→ What to produce:
Counting task for the entries below: give the number of lines that contain the word "object", with no other text.
# # # # #
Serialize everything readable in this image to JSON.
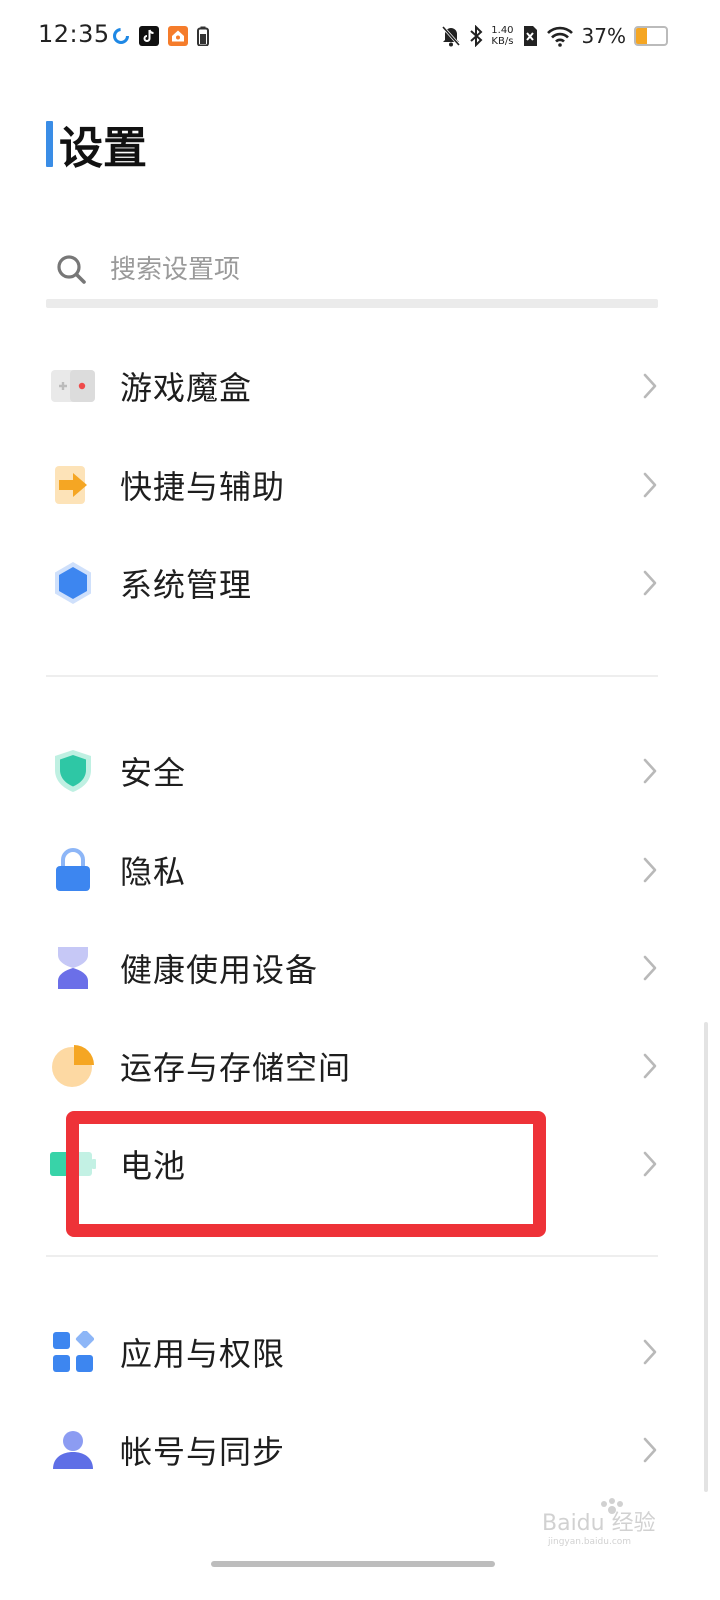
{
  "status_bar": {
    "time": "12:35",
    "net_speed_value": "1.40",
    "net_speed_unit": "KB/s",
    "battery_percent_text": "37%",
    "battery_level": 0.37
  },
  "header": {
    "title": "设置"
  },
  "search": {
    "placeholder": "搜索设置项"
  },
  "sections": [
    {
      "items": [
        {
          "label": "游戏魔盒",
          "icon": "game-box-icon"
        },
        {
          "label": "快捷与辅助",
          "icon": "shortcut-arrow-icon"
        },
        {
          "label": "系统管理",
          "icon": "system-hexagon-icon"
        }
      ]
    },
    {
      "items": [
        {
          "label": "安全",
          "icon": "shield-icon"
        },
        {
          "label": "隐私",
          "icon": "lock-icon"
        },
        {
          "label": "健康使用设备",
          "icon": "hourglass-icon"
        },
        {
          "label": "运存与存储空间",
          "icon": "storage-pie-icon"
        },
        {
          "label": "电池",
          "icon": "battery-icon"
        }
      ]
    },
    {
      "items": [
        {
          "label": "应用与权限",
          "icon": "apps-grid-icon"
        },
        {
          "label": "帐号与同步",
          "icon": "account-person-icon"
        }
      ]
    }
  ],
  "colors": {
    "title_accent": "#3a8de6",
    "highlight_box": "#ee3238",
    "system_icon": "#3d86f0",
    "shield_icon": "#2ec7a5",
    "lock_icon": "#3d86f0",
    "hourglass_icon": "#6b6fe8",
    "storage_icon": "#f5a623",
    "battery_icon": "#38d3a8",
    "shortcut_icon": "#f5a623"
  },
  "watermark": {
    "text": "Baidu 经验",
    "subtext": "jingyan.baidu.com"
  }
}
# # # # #
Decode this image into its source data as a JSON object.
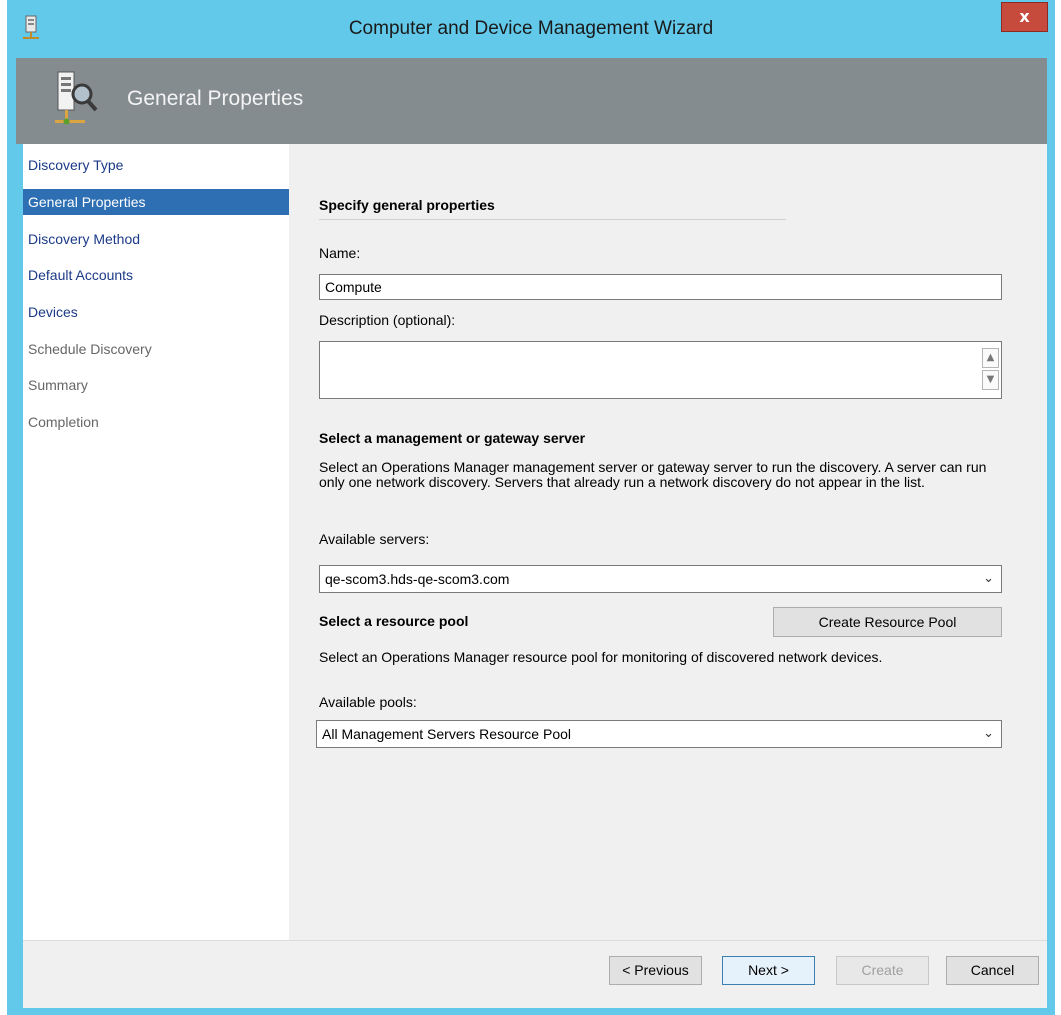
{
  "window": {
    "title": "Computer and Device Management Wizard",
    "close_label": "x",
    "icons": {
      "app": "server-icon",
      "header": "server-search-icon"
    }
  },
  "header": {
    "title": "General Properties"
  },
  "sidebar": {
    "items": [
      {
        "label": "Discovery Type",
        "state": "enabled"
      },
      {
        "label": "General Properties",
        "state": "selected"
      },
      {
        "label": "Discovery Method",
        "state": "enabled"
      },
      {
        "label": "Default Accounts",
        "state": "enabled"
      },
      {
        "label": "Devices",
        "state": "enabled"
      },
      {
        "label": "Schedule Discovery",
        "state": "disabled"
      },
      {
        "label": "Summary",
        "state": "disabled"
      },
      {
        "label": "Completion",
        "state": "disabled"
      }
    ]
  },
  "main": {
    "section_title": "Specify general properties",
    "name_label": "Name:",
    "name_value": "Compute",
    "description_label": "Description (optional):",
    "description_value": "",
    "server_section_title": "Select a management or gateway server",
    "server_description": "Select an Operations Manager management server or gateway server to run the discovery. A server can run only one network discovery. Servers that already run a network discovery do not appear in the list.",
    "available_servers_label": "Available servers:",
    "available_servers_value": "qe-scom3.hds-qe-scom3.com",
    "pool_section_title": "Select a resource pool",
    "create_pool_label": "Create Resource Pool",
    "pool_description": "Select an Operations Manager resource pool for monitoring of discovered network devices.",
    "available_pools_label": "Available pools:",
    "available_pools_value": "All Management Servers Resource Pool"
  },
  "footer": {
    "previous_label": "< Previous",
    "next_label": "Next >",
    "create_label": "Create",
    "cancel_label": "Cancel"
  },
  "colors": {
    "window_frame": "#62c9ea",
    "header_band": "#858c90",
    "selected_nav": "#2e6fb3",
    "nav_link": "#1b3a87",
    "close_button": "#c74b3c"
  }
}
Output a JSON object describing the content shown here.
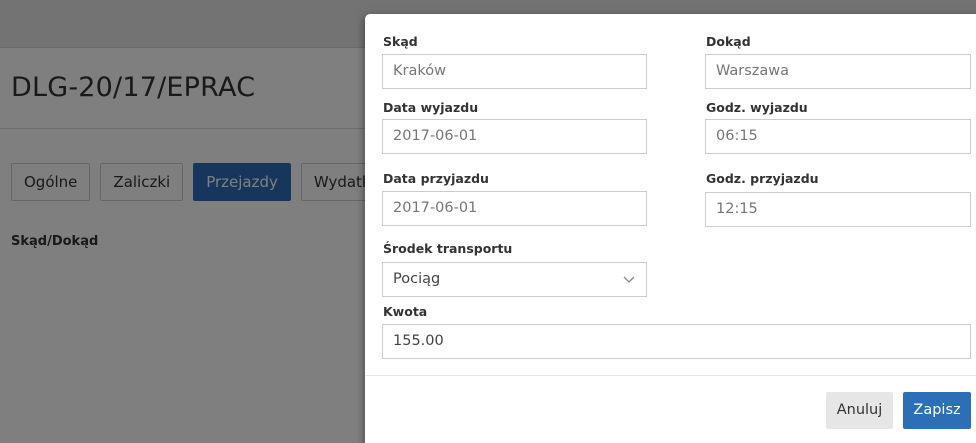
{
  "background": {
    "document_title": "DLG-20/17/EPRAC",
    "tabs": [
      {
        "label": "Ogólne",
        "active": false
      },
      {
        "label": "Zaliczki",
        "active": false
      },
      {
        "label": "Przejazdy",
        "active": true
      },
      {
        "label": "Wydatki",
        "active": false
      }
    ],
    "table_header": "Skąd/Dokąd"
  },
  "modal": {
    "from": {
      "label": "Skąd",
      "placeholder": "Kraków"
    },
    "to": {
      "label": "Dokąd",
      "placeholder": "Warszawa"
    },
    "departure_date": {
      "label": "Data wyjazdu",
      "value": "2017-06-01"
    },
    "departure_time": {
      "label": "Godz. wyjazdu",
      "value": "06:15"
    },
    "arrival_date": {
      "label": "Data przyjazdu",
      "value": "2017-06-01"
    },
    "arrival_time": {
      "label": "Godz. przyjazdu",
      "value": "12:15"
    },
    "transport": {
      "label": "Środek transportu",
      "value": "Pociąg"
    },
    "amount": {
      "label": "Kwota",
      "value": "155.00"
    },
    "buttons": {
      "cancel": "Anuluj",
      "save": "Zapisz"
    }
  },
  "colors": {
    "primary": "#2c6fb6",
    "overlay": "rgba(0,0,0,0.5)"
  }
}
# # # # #
→ Answer to this exercise:
2